_Problem to solve_
Only the lines containing "into" should appear in the answer, copied from the listing below.

_Data extracts_
== == ==
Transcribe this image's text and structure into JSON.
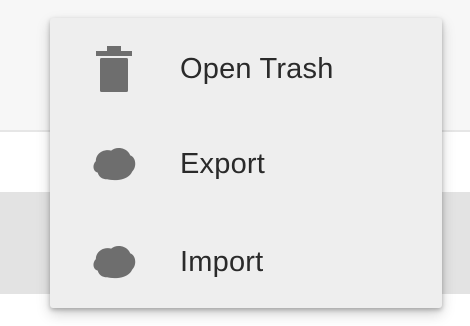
{
  "menu": {
    "items": [
      {
        "label": "Open Trash",
        "icon": "trash-icon"
      },
      {
        "label": "Export",
        "icon": "cloud-icon"
      },
      {
        "label": "Import",
        "icon": "cloud-icon"
      }
    ]
  },
  "colors": {
    "menu_background": "#eeeeee",
    "icon": "#6e6e6e",
    "text": "#2a2a2a"
  }
}
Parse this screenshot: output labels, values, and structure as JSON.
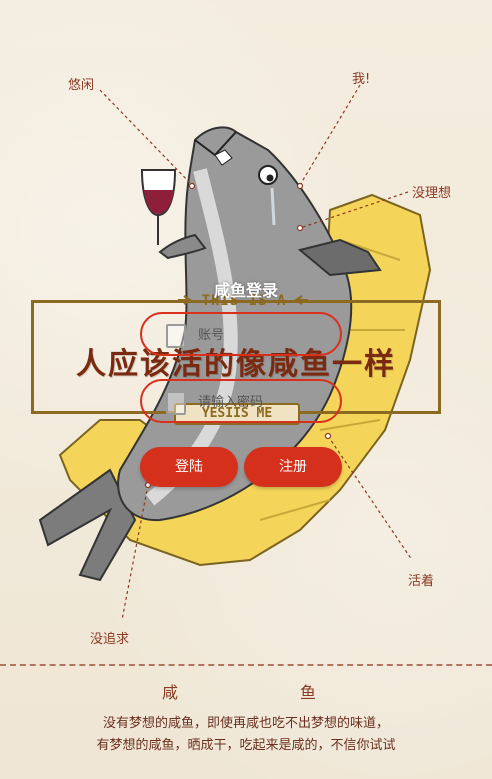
{
  "login": {
    "title": "咸鱼登录",
    "account_placeholder": "账号",
    "password_placeholder": "请输入密码",
    "login_label": "登陆",
    "register_label": "注册"
  },
  "annotations": {
    "leisure": "悠闲",
    "me": "我!",
    "ideal": "没理想",
    "alive": "活着",
    "no_pursuit": "没追求"
  },
  "banner": {
    "top": "THIS IS A",
    "main": "人应该活的像咸鱼一样",
    "bottom": "YESIIS ME"
  },
  "footer": {
    "title_left": "咸",
    "title_right": "鱼",
    "line1": "没有梦想的咸鱼，即使再咸也吃不出梦想的味道，",
    "line2": "有梦想的咸鱼，晒成干，吃起来是咸的，不信你试试"
  },
  "colors": {
    "accent_red": "#d5301c",
    "banner_gold": "#8c6a22",
    "text_brown": "#8a3a22"
  }
}
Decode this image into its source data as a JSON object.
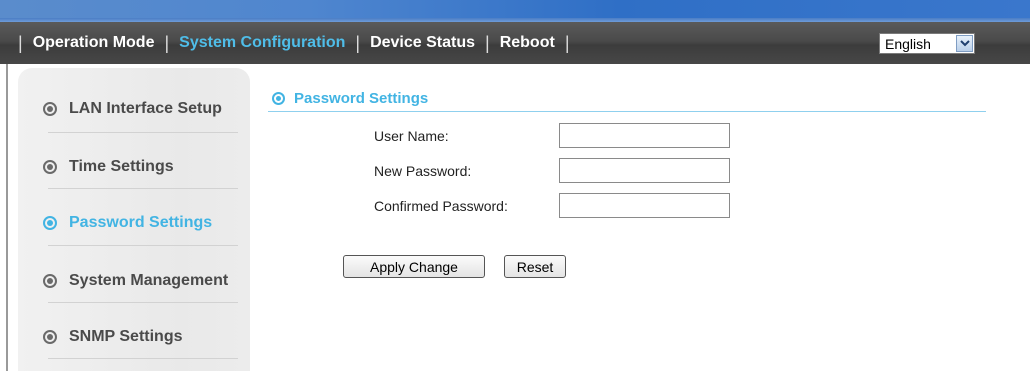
{
  "nav": {
    "items": [
      {
        "label": "Operation Mode"
      },
      {
        "label": "System Configuration"
      },
      {
        "label": "Device Status"
      },
      {
        "label": "Reboot"
      }
    ],
    "separator": "|",
    "language": {
      "selected": "English"
    }
  },
  "sidebar": {
    "items": [
      {
        "label": "LAN Interface Setup"
      },
      {
        "label": "Time Settings"
      },
      {
        "label": "Password Settings"
      },
      {
        "label": "System Management"
      },
      {
        "label": "SNMP Settings"
      }
    ]
  },
  "section": {
    "title": "Password Settings"
  },
  "form": {
    "user_name_label": "User Name:",
    "new_password_label": "New Password:",
    "confirmed_password_label": "Confirmed Password:",
    "user_name_value": "",
    "new_password_value": "",
    "confirmed_password_value": ""
  },
  "buttons": {
    "apply": "Apply Change",
    "reset": "Reset"
  },
  "colors": {
    "accent": "#42b4e3",
    "navbar": "#474747",
    "top_strip": "#3a77cc"
  }
}
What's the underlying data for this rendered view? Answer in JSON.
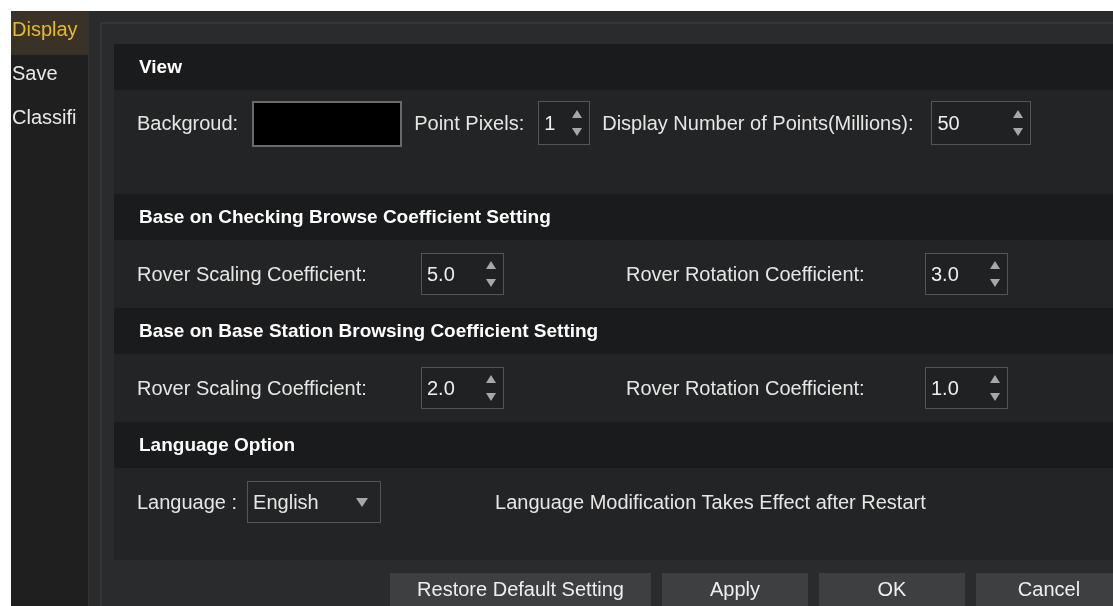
{
  "sidebar": {
    "items": [
      {
        "label": "Display",
        "selected": true
      },
      {
        "label": "Save",
        "selected": false
      },
      {
        "label": "Classifi",
        "selected": false
      }
    ]
  },
  "sections": [
    {
      "title": "View",
      "kind": "view",
      "background_label": "Backgroud:",
      "point_pixels_label": "Point Pixels:",
      "point_pixels": "1",
      "points_label": "Display Number of Points(Millions):",
      "points": "50"
    },
    {
      "title": "Base on Checking Browse Coefficient Setting",
      "kind": "coefficients",
      "scaling_label": "Rover Scaling Coefficient:",
      "scaling": "5.0",
      "rotation_label": "Rover Rotation Coefficient:",
      "rotation": "3.0"
    },
    {
      "title": "Base on Base Station Browsing Coefficient Setting",
      "kind": "coefficients",
      "scaling_label": "Rover Scaling Coefficient:",
      "scaling": "2.0",
      "rotation_label": "Rover Rotation Coefficient:",
      "rotation": "1.0"
    },
    {
      "title": "Language Option",
      "kind": "language",
      "language_label": "Language :",
      "language": "English",
      "note": "Language Modification Takes Effect after Restart"
    }
  ],
  "buttons": [
    "Restore Default Setting",
    "Apply",
    "OK",
    "Cancel"
  ]
}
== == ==
_Result of this exercise_
Transcribe this image's text and structure into JSON.
Decode this image into its source data as a JSON object.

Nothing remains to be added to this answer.